BAGHDAD, Iraq – Iraq's Central Bank (search) introduced the country's new currency on Saturday, eliminating Saddam Hussein from yet another aspect of life.
Months after his fall, Saddam is still a pervasive presence in Iraq, if only because his picture is on every banknote. Not so with the new Iraqi dinars, which will go into circulation Oct. 15.
The new notes will be converted at a rate of one to one and Iraqis will have three months to unload their old cash. The bills are printed in rich purple and green hues, and feature animals, ornate Arabic script and historic monuments.
"The new currency is one currency for the entire country," said Deputy Bank Governor Ahmed Jaburi (search) during a ceremony showcasing the new bills.
The banknotes come in six denominations — 50, 250, 1,000, 5,000, 10,000 and 25,000. They look similar to the Iraqi national currency used before 1990, popularly known as the "Swiss dinar," which is still used in northern Kurdish-controlled Iraq. That currency will also be replaced.
The dinar plummeted to about 4,000 for a dollar during the war but has rebounded in the past six months to about 2,000 per dollar, close to its prewar level.
The new bills were printed in England and designed with anti-counterfeiting features. Standing before giant versions of the new notes, Jaburi pointed to the color-changing images, watermarks, embedded security thread, and raised letters meant to discourage counterfeiters.
Earlier this week, the Pentagon said that U.S. agents assisted by Iraqi police had broken up a counterfeiting operation and seized 100 billion in fake dinars. With fluctuating exchange rates recently, that would amount to anywhere from $30 million to $70 million.

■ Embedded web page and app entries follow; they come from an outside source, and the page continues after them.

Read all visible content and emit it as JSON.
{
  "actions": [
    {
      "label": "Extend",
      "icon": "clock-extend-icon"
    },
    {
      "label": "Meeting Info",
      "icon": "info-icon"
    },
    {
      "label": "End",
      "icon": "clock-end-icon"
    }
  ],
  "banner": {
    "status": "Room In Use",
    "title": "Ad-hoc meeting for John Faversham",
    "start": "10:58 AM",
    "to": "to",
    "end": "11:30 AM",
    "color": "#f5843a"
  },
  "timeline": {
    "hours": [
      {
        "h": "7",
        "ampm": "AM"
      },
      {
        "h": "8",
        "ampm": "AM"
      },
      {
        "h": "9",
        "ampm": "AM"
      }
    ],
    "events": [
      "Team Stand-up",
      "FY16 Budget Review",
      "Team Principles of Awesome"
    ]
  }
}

Some Iraqis expressed doubts the new currency will help shore up the devastated economy.
Surrounding al-Firdos Square (search), where a towering Saddam statue once stood, dozens of money changers have set up with black plastic bags and cardboard boxes full of Iraqi dinars.
Thumbing through a well-worn stack of bills, Sulaiman Abdul-Jaber, 43, said he doesn't anticipate any major positive changes.

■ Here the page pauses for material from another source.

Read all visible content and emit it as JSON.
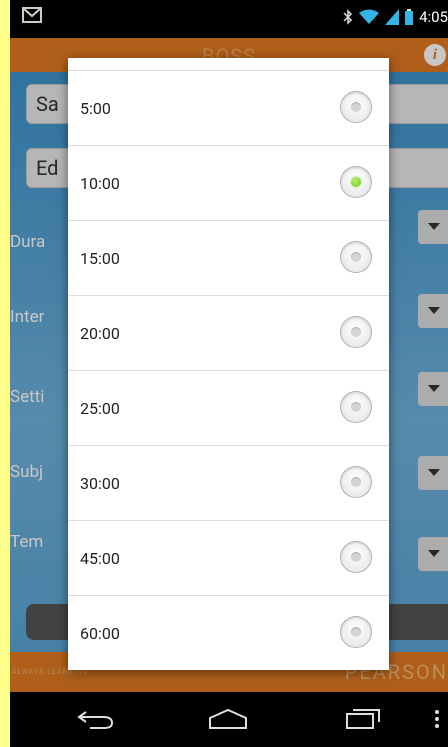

"We are living in a bad situation that's getting worse. Our economy has collapsed. The market is not stable. I expect that when the new currency is issued, the rate of the dollar will rise," he said.
Others say a new currency will make little difference. In cash-hungry Baghdad, dollars, once illegal tender, are now the currency of choice.
Laith Dinkha, 35, whose family owns several electronics stores in Baghdad, said he typically quotes prices for his appliances — air conditioners, refrigerators, microwaves — in dollars only.
"We are dealing with bigger items in dollars, not dinars," he said. "That will not change."
Still, others say a new national currency is needed.
"All people welcome something new," said teacher Bashar Mohammed, 24. "This represents a new start."
A severe shortage of Iraqi dinars led U.S. administrators in June to order the printing of millions of new dinar notes, even though they bore Saddam's likeness. The coalition continues to print millions of the old bills each day.